How to determine the contributions of domestic demand and exports to economic growth?
There are two methods in use to determine the contributions of expenditure categories to economic growth. In the conventional 'international method', total imports are deducted from exports, whereas in what is known as the 'Dutch method', final and intermediary imports are allocated to all expenditure categories. Although the Dutch method is a little more complex than the international method, it has the considerable advantage that the contributions of the expenditure categories to GDP growth can be better compared, producing a better understanding of the composition of GDP growth. This memorandum discloses the Dutch method and illustrates the differences in perception which the two methods produced for the years 1999 to 2004. The findings are that the international method underestimates the importance of exports for GDP growth and overestimates the importance of domestic expenditure categories, like private consumption and investments.
|Date of creation:||Nov 2005|
|Contact details of provider:|| Postal: Postbus 80510, 2508 GM Den Haag|
Phone: (070) 338 33 80
Fax: (070) 338 33 50
Web page: http://www.cpb.nl/
More information through EDIRC
When requesting a correction, please mention this item's handle: RePEc:cpb:memodm:129. See general information about how to correct material in RePEc.
For technical questions regarding this item, or to correct its authors, title, abstract, bibliographic or download information, contact: ()

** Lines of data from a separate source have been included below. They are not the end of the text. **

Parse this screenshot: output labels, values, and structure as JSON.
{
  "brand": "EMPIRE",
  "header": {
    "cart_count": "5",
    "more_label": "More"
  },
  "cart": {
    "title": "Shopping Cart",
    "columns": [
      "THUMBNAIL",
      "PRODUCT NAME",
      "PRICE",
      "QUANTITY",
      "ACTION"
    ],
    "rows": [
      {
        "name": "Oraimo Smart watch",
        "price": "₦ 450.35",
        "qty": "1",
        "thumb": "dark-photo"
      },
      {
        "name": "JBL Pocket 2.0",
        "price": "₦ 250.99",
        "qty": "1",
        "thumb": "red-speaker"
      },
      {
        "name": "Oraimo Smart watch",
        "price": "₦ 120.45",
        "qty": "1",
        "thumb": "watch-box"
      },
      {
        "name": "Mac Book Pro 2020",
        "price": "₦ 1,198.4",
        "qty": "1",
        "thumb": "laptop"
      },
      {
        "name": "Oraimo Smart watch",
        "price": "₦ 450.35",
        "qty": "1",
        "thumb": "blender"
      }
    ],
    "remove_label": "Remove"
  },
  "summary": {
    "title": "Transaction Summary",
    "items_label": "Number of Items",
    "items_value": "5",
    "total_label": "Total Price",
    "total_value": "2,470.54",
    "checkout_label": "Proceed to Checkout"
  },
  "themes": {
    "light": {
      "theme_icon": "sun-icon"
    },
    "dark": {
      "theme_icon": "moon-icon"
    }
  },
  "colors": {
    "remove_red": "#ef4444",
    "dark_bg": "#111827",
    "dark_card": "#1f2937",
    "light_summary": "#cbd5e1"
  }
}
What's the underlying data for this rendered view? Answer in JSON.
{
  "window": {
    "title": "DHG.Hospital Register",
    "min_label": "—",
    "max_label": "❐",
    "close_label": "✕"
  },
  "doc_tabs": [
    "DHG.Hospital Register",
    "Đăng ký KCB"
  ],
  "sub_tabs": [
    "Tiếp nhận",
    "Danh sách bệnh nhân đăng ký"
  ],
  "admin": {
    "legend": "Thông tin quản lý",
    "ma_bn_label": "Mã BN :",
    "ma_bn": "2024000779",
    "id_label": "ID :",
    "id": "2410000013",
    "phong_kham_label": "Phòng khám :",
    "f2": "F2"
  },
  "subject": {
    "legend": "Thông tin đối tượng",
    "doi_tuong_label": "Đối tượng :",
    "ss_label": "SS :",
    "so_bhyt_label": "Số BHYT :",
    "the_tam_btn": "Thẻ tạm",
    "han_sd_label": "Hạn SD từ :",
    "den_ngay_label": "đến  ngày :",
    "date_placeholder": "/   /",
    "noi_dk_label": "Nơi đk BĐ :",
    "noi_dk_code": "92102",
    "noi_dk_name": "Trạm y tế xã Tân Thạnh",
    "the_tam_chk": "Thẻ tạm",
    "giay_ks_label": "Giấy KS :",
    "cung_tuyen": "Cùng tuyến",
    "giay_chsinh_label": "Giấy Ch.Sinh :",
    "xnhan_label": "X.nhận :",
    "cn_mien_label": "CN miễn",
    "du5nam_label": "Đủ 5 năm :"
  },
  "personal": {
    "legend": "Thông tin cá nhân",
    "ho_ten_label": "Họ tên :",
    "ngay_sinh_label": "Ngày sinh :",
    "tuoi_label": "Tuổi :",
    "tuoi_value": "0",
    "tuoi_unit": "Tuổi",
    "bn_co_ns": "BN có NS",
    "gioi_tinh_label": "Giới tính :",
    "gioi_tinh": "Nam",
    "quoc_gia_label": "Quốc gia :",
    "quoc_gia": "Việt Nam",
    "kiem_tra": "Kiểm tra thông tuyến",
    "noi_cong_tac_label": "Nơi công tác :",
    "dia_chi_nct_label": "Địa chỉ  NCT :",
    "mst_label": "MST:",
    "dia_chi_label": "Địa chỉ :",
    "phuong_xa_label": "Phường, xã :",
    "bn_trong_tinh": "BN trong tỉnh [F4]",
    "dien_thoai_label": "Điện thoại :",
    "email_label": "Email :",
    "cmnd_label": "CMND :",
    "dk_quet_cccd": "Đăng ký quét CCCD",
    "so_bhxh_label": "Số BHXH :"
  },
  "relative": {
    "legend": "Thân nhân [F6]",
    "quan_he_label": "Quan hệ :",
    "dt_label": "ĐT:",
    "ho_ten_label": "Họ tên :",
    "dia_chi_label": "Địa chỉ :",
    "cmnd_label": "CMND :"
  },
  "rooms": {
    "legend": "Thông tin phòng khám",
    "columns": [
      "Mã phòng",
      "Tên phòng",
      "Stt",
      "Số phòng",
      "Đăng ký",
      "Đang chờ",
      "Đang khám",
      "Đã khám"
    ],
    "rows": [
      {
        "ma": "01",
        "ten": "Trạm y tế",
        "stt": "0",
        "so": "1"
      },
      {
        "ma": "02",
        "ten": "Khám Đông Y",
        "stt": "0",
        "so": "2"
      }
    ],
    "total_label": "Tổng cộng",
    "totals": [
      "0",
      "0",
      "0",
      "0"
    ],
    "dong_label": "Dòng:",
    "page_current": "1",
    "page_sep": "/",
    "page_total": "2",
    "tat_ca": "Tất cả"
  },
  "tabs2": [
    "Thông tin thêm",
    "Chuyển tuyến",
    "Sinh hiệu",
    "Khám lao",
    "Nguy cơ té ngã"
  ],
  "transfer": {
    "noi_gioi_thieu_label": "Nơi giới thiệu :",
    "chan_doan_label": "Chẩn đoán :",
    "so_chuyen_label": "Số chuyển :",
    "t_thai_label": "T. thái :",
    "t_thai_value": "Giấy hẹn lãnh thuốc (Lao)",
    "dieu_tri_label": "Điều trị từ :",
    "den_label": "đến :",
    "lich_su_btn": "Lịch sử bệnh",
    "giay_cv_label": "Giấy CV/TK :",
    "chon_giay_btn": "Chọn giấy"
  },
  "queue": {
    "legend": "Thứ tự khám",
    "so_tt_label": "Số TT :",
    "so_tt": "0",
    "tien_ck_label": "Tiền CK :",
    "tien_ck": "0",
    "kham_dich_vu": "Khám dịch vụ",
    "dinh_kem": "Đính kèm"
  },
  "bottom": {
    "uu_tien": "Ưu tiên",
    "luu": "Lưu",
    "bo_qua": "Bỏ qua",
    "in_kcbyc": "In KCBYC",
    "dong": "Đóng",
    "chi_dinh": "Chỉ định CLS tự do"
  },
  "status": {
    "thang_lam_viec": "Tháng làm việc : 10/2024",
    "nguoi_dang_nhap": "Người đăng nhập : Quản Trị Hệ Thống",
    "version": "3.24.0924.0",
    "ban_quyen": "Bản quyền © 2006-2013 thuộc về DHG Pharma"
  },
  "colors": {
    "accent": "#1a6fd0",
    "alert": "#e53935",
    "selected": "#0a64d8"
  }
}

If references are entirely missing, you can add them using this form.